**TASK INPUT**:
····················

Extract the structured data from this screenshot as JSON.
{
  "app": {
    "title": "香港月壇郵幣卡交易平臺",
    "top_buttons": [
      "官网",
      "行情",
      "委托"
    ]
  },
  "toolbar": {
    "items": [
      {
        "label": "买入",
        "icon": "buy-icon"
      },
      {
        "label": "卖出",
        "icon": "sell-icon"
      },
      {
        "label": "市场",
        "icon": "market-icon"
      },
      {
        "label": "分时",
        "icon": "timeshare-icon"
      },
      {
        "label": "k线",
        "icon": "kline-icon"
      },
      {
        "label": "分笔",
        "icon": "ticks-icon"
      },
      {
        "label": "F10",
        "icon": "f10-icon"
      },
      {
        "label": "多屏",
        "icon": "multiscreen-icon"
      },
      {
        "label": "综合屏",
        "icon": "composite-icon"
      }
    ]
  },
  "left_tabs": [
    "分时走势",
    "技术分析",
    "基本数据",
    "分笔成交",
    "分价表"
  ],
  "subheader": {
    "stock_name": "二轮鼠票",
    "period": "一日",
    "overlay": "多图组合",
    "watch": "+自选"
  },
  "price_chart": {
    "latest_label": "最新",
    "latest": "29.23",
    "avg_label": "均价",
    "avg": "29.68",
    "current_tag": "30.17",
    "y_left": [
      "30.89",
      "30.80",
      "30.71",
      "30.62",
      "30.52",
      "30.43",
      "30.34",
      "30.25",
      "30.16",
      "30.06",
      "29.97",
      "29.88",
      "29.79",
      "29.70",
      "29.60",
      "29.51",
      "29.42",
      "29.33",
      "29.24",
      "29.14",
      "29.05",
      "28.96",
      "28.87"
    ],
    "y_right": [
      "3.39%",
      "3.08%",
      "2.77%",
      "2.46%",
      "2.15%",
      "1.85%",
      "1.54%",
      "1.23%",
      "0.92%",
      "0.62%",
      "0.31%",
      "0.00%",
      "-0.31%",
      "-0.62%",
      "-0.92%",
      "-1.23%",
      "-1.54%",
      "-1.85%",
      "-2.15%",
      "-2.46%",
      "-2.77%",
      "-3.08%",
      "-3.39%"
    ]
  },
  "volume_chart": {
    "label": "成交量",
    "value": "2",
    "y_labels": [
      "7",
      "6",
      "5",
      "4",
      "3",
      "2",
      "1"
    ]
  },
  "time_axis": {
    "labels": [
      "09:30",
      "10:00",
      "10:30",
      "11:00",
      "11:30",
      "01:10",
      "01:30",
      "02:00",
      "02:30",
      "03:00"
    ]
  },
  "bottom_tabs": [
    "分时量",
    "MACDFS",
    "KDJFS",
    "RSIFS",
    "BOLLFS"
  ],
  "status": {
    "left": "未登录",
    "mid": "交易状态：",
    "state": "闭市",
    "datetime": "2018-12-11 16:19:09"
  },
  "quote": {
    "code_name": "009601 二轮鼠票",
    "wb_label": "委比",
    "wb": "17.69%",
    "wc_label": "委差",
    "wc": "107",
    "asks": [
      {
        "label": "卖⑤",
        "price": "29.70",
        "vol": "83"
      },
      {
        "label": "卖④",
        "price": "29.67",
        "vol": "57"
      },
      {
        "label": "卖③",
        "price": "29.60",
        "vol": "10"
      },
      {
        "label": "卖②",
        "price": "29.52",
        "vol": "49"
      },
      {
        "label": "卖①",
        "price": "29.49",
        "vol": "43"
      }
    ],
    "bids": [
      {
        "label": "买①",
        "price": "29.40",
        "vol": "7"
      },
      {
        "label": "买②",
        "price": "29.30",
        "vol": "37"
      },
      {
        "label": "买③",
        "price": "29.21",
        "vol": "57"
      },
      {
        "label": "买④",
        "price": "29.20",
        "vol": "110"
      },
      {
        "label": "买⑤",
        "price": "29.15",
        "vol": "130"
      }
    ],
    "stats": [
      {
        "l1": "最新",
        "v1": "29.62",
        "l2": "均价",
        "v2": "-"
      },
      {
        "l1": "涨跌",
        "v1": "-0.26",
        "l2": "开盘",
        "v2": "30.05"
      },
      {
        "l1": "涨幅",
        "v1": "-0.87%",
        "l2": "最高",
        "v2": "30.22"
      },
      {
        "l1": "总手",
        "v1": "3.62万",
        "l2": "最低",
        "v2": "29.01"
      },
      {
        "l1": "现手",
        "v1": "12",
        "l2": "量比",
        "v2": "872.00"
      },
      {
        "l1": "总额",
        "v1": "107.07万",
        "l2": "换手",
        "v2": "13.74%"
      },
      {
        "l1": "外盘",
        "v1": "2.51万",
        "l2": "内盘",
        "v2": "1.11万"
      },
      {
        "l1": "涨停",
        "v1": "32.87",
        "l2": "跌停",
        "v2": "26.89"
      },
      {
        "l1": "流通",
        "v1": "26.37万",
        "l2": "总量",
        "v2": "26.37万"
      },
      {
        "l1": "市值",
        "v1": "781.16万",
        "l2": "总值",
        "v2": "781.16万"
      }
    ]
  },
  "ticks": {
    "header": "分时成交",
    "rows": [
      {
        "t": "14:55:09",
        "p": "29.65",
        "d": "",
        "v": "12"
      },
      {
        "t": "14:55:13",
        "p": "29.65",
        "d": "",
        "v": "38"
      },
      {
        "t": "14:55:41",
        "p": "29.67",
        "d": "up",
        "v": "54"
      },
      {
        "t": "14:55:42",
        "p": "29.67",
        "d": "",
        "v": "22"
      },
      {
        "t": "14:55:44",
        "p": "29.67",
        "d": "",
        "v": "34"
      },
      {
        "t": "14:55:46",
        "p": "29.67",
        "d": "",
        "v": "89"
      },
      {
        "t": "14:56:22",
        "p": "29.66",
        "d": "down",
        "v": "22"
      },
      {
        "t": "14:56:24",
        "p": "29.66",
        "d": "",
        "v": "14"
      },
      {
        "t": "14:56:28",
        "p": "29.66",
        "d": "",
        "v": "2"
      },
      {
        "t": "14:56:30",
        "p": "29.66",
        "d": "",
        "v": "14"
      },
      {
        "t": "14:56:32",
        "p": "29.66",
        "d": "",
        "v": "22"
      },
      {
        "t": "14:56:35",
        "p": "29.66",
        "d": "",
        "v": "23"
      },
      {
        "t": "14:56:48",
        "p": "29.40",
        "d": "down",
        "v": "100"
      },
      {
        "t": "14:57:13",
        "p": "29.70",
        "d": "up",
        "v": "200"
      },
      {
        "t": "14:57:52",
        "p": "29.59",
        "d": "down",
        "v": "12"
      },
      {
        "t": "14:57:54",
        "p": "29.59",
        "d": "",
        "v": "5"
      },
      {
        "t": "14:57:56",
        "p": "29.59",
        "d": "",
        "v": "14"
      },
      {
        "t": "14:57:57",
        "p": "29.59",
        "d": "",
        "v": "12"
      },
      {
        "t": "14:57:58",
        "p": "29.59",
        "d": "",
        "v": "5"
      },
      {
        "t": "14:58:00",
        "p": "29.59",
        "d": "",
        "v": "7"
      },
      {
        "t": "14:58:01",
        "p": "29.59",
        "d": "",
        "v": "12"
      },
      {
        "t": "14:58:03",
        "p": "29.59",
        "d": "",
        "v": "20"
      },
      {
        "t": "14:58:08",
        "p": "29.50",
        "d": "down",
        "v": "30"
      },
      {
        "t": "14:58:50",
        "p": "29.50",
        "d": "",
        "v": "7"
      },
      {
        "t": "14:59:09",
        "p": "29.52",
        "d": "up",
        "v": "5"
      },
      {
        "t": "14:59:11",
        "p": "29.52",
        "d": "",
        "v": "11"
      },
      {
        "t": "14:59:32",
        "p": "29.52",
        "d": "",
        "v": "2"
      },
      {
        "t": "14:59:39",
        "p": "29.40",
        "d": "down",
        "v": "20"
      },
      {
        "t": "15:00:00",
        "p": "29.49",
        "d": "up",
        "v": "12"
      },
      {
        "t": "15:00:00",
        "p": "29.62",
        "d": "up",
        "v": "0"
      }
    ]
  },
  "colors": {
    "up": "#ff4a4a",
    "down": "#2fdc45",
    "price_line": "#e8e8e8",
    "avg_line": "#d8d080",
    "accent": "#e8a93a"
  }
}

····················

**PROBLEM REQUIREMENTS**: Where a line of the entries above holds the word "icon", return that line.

**EXERCISE RESULT**:
        "icon": "buy-icon"
        "icon": "sell-icon"
        "icon": "market-icon"
        "icon": "timeshare-icon"
        "icon": "kline-icon"
        "icon": "ticks-icon"
        "icon": "f10-icon"
        "icon": "multiscreen-icon"
        "icon": "composite-icon"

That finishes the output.